[Data records for software interfaces]
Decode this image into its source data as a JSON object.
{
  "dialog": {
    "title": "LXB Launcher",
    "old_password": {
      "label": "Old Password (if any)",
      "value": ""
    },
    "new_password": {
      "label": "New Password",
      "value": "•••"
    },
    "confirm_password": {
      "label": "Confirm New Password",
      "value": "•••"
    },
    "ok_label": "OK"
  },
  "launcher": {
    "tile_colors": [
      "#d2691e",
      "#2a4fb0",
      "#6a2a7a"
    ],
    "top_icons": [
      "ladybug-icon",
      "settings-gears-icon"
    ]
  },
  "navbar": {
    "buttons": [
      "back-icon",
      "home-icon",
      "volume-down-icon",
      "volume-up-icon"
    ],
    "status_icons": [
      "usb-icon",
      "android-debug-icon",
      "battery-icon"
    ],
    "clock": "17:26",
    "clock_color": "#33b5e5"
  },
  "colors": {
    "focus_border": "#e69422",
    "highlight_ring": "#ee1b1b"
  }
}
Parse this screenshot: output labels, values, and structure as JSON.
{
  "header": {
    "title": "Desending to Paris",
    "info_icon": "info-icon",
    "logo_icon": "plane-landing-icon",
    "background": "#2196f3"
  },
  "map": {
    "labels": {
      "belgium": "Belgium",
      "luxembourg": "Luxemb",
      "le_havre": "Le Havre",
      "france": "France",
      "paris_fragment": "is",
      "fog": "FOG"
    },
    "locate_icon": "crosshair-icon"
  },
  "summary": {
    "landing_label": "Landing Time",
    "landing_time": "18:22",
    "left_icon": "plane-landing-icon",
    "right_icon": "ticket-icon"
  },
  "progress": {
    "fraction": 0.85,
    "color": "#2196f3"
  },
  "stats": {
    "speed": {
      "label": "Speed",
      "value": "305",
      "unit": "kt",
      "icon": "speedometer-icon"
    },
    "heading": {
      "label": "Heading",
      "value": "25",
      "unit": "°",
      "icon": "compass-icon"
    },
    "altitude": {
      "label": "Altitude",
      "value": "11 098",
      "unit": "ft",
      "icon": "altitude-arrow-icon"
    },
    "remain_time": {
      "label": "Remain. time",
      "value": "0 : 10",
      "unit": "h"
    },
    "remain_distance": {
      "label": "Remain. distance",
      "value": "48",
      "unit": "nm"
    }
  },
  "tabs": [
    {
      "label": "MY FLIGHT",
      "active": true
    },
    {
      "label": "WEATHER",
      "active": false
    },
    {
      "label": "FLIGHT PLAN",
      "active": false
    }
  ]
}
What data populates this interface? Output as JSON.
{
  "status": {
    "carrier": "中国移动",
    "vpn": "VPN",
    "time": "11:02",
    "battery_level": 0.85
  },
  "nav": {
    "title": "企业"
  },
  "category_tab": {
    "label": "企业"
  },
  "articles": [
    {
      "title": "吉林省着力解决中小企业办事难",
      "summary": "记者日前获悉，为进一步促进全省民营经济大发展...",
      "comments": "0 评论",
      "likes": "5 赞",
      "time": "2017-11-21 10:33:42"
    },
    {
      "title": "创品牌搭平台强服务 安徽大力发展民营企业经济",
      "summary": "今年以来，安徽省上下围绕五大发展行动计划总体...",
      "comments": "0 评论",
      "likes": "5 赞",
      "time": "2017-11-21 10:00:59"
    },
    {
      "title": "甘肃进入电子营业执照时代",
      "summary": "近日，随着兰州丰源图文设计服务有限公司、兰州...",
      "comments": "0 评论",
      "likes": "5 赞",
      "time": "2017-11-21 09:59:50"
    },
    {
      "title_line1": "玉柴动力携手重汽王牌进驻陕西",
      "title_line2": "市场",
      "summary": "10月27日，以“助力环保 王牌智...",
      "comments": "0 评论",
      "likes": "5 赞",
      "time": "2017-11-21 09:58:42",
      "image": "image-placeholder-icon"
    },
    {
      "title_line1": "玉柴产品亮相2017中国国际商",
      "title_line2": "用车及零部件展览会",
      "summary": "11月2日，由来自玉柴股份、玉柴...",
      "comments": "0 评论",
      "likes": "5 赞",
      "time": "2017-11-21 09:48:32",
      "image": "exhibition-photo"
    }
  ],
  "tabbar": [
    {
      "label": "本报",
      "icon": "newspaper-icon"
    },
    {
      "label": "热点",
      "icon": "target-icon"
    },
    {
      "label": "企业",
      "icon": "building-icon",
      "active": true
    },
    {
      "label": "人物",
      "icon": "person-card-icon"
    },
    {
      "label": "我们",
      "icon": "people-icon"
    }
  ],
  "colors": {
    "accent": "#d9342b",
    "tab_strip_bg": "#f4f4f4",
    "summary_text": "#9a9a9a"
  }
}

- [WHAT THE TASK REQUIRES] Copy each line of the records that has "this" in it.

- [FINAL ANSWER]
Decode this image into its source data as a JSON object.
Parse this screenshot: output labels, values, and structure as JSON.
What data populates this interface? Output as JSON.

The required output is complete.